And so that brings me to the "taking stock" portion of this post. I need to water the flower pots and do some weeding this morning. Oh yes, and first...eggs benedict for the father of my children. After that, I need to finish unpacking the camper from our last trip. I've been bringing things in piecemeal, but there is still some stuff to bring inside and put away. After that, I can finally get back to my sewing. I've been threatening to start on this Sonora Desert piece, but I've taken it no farther than the picture I showed you last week.


But now, I've kind of decided to make a baby quilt for the new baby of one of Matthew's friends. It shouldn't take too long. I'm still deciding on a pattern, but it will be something quick. More about that in tomorrow's post. For now, it's time to get going on that breakfast. I hope you all have a Happy Father's Day where you're living.

9 comments:

Barbara said...

A father carries pictures where his money used to be. ~ Steve Martin

Quilter Kathy said...

I must get myself some hydrangeas... I just love them!
You are making fantastic progress on the cottage project... eyes of newt LOLOL! So fun! I love seeing it!

Darlene of Creative Latitude said...

What a blissful post. Happy Father's Day to Mike. I'm sure he is going to enjoy the Father's Day Eggs Benedict you are going to make for him. Nice way to start the day. I hope you also find time to stitch (or sew).

Karrin Hurd said...

You have been busy! Your garden looks lovely. My hydrangeas I have been cutting and bringing inside. If I leave them out in the 106-107 degree weather we have been having, they get crispy fast. Hope you have a great week!

CathieJ said...

The flowers in your garden looks great.

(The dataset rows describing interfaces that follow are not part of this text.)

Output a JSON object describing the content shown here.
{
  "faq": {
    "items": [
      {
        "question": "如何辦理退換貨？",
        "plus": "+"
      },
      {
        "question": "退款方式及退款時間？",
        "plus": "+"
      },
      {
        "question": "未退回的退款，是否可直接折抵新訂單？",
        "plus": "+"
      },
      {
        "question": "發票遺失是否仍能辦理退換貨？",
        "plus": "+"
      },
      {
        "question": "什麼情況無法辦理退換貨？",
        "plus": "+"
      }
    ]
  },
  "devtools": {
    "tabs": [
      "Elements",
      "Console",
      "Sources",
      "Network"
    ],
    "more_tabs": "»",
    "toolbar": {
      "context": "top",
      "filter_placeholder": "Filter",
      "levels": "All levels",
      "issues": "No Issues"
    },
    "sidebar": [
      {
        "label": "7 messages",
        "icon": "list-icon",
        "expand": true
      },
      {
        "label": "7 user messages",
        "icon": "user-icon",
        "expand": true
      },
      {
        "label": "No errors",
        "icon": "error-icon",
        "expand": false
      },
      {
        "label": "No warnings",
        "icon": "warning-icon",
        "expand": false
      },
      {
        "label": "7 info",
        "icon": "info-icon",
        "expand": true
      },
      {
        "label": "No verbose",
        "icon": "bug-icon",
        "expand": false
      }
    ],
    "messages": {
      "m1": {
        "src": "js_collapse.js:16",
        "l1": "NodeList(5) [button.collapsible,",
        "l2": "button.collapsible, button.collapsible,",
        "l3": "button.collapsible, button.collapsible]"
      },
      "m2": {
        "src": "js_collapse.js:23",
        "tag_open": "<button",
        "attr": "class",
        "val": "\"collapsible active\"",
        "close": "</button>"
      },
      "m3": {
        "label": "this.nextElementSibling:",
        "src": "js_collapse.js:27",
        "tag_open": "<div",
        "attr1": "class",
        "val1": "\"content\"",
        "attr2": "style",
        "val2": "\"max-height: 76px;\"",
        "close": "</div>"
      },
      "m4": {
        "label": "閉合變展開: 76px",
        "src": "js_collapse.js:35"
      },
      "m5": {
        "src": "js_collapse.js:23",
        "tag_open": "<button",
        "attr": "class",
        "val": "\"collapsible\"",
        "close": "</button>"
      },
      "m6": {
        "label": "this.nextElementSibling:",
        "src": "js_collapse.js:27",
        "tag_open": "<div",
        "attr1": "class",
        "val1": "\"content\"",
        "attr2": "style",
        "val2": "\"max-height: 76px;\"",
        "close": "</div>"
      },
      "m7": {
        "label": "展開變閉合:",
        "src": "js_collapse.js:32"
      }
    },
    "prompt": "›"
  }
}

I really like your embroidery.

MissPat said...

Lulled by the lack of evidence of deer damage, I have not been diligent about spraying the deer repellent. Hence a sudden discovery that lots of day lily buds have been devoured and the Starfire phlox is nothing but stalks. And the first chipmunk made his presence known two days ago. I know he's been here longer since the dahlia tubers I potted up and put on the deck have been nibbled. Sounds like you had a wonderful pre-Father's Day dinner with the family.
Pat

Quilting Babcia said...

Happy fathers day to Mike! Your trip photos of the Palouse area reminded me of our last trip to Oregon in 2015 when we drove through that part of Washington. Good memories, need to revisit the many photos we took. Your garden is doing far better than ours this year. It must be one of those lean years, which since canning lids are scarce as hens teeth, may just work out.

Dorothy said...

One 1/2 of my front garden/yard is nothing but Japanese Maples and hydrangeas, which are over 6' tall and just starting to show their colors. Need I tell you how tall the maples are ??

piecefulwendy said...

Your plants are looking great. The Blue Hydrangea is gorgeous. I've never heard of planting beans by the corn like that - clever! On my goodness - that brisket looks really good!